There are 525,600 minutes in one year. Living minute by minute means you have a little more freedom than living second by second. It means that you know that one minute is an eternity of loneliness. It means that you fear each minute as it ticks on the clock. Do you live minute by minute?
There are 8,760 hours in one year. Living hour by hour means that you have down time, stressful times, and joyous times all at once. You have school, work, a relationship, and a family. You live each hour as if that hour is not only the longest hour you have ever lived, but it has only been one hour. You fear each time the hour hand ticks over one number on the clock. Do you live hour by hour?
According to the rule that you eat three meals a day, there are 1,095 meals in one year. Living meal by meal means the time between each meal is valued, but the meal is actually the milestone in your life. You fear each meal that comes, but when it does come, you know you have survived the time it took to get to that meal. Do you live meal by meal?
There are 365 days in one year. Living day by day means you count down the time until the next day. Sure, a day is a long time in the eyes of some people. But to others, a single day, a single 24 hours, is an eternity. The longevity of life is decided in a single 24 hours. You fear each day on the calendar as the days go by. Do you live day by day?
There are 52 weeks in one year. A week is long time to anybody that has a life outside of emotional feelings. A week can be lived in many different forms, times, and patterns. Yet, it is still only one week and still a considerable amount of time. Living week by week does have advantages to living a busy life. It is much simpler to feel at ease if your weeks are filled with love and happiness, and in some cases, darkness. You fear each week on the calendar as you flip the pages through the months. Do you live week by week?

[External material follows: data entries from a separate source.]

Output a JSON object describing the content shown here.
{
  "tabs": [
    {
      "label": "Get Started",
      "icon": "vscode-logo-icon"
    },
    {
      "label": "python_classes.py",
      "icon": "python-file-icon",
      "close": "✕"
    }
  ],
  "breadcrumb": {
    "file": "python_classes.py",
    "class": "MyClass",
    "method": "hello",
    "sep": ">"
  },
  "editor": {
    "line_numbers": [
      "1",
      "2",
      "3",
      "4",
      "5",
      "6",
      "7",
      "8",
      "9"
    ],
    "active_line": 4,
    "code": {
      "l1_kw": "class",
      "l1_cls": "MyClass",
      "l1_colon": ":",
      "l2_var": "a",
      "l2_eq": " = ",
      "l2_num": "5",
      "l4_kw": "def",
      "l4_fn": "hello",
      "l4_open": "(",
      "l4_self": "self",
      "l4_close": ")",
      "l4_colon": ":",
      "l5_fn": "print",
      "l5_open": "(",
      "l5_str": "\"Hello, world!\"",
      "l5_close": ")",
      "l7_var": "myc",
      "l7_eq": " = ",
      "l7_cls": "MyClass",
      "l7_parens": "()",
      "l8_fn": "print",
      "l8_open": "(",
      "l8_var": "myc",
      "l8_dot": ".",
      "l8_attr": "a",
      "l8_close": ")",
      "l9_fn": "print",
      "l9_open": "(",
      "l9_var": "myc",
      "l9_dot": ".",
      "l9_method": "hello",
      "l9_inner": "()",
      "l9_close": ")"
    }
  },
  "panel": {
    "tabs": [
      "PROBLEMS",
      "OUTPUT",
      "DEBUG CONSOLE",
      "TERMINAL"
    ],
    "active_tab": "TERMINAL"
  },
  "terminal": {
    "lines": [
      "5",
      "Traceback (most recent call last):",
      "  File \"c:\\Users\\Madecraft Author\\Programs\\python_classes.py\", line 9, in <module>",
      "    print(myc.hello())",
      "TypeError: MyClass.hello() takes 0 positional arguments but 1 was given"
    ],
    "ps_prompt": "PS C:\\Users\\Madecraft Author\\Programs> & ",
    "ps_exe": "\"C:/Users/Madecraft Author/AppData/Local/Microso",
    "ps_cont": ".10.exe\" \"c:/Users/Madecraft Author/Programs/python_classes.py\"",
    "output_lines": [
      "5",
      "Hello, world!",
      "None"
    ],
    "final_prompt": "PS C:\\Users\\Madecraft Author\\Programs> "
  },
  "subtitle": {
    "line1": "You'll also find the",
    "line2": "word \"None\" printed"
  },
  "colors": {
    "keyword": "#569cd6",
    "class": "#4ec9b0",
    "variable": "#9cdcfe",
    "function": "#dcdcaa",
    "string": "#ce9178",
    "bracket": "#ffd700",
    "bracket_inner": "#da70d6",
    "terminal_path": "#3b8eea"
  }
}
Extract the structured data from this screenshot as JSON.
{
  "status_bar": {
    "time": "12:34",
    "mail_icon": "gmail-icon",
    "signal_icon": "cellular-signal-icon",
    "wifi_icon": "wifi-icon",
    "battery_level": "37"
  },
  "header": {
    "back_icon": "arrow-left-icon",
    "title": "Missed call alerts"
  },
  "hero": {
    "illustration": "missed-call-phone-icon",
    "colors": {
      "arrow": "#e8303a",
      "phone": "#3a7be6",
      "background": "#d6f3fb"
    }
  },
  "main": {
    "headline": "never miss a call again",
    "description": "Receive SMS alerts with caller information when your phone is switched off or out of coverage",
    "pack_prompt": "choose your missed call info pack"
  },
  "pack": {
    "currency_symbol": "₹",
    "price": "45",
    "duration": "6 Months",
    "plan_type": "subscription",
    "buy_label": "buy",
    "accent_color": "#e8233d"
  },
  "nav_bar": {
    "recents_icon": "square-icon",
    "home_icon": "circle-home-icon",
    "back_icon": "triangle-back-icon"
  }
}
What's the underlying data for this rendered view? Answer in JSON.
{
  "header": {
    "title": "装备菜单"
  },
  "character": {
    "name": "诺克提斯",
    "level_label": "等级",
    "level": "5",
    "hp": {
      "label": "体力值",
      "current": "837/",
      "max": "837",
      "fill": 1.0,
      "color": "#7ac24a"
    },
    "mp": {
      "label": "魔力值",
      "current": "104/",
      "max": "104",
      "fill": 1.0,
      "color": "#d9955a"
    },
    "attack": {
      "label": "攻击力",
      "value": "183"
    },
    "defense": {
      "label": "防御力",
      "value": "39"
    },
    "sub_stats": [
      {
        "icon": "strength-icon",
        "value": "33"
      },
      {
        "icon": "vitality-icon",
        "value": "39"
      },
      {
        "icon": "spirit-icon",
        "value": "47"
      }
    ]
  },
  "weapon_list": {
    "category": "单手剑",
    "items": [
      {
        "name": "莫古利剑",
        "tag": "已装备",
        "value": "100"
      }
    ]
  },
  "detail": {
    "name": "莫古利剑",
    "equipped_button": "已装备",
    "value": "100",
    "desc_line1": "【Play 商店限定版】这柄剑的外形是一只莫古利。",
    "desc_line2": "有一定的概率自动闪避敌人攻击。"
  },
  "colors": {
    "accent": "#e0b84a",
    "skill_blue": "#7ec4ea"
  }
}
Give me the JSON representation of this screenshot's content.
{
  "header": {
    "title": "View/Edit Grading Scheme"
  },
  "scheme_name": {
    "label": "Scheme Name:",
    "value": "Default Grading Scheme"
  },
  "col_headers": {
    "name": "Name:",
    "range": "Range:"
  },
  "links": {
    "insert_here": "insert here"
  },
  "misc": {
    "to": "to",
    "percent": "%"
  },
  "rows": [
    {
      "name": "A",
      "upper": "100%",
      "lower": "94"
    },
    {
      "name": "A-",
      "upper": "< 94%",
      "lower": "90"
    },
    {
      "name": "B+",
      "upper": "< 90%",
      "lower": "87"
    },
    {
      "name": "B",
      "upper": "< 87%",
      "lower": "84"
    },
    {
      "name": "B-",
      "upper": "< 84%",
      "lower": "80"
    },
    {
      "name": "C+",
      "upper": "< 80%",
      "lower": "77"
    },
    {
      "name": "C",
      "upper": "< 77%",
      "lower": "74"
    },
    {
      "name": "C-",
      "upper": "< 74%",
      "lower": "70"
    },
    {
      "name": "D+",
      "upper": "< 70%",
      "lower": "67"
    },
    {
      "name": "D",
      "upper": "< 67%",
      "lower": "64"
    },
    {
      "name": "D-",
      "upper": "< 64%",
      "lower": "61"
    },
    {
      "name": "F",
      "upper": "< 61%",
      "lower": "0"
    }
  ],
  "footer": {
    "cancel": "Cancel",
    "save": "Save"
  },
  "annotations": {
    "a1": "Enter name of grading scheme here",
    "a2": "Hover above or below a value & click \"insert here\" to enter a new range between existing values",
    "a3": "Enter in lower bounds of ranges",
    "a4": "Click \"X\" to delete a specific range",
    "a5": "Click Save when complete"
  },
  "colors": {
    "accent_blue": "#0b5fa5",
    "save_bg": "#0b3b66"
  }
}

There are 12 months in one year. Your birthday is in one of the months. Christmas, Thanksgiving, Easter; all in one of those months. The super bowl, the world series, the Oscars; all in one of those months. So, decide: do you live where you only wait the three months until your birthday or the six months until school is out? Or do you live where each month is a glorious time of the year? You fear each turn of the page of the calendar. Do you live month by month?
There are four glorious seasons in a single year. Each season represents something new, something fresh, and something wonderful. You know that when each season hits, it is going to be just as good as the season you just lived through. Each season portrays love, happiness, and hope. To live each season is to live with valor and dreams. You fear very little but some days frighten you. Do you live season by season?
Living year by year means that you have freedom and wisdom beyond that which anybody else has. It is a feeling of joyous love and hope that you feel as you live your life. Seconds, minutes, hours, meals, days, weeks, months, seasons; all cannot match up to what it feels like to live year by year. You know that you have made the decisions for your life that are the best decisions that could have ever been made. You do not fear each new calendar. You do not fear each second on the clock. You are not afraid. Do you live year by year?
No matter how long you spend combing the inner recesses of your mind, you’ll always find hope where you thought none could reside. Do not worry about the consequences of your actions, past, present, or future. Instead, focus everything you have on living your life to the absolute fullest. I challenge you to find out how you live and make that life-changing decision. I challenge you to become the very best that you can possibly be and live how you want to live. Never resort to a tunnel vision of negative connotations and charred memories. Be one with yourself. Who knows, perhaps you’ll find that those lonely nights in bed feel a lot warmer once you’ve become happy with yourself.